We should fervently hope that at our particular judgement God’s mercy will allow us into purgatory.
Pray hard to get into purgatory. Will it hurt? Yes, it will.
What are the pains of purgatory? Having been judged, and having by God’s mercy escaped damnation, the soul ‘wakes up’ in purgatory to find itself bereft of all its previous bodily senses, and therefore lacking anything resembling what we usually mean by consciousness. No sounds, no sights, no sense-experience.
No longer part of the material world, the soul now apprehends the overwhelming gigantic reality of the spiritual and moral universe – the real universe.
The soul is now aware of the constantly shifting flux of the economy of grace. It now understands more accurately than ever before the full horror of sin. It is bathed in a new appreciation of God’s ineluctable justice. It now realizes that the things which concerned it so obsessively on earth were by and large mere rubbish in comparison with the divine splendour that it briefly glimpsed at its particular judgement.
We, the Church Militant, have a part to play in helping the Holy Souls to enter heaven. It is a great consolation that God allows us to contribute something to the detoxing and purification of a soul in purgatory. Masses offered for the departed, together with other prayers and sacrifices, will hasten the purging of our beloved dead in what Fr.Faber called the ‘holy hospitals’ of purgatory.
One day, for each soul the queuing will be over. For each individual soul in its turn, and separately, the door out of purgatory will open. They will step through that door, and the first ravishing glimpse of light perpetual will greet their eyes.
They will start to hear, perhaps faintly at first, then stronger and louder, the celestial oratorio of God’s eternal praises being sung. If here below your imagination needs help in thinking about the music of heaven, try the Sanctus from Bach’s B minor Mass. Just a start.
At their entry into heaven holy souls become saints. It is then that they surely remember us, the walking wounded, who are still struggling along in the Church Militant. In their new life of unalloyed charity, the new saints will generously return the suffrages which we made on their behalf.

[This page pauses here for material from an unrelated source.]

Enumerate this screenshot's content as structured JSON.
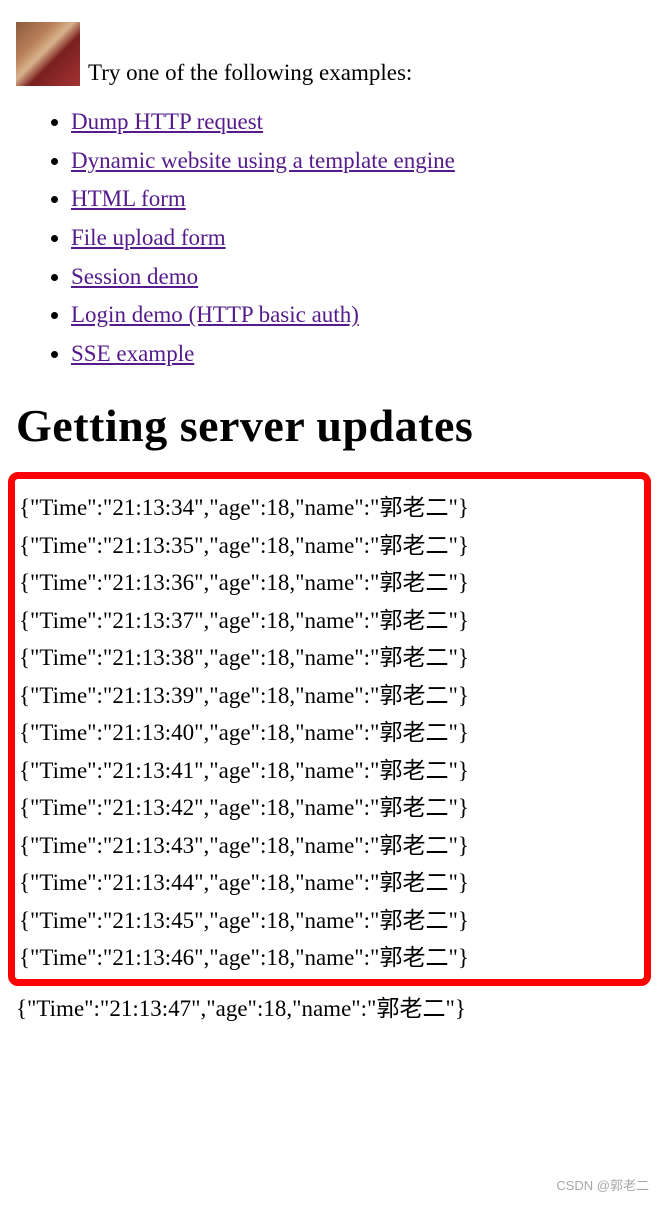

The saints are God’s aristocracy. In paradise, all are ennobled. In all the saints we have friends at court, the court of the King of kings.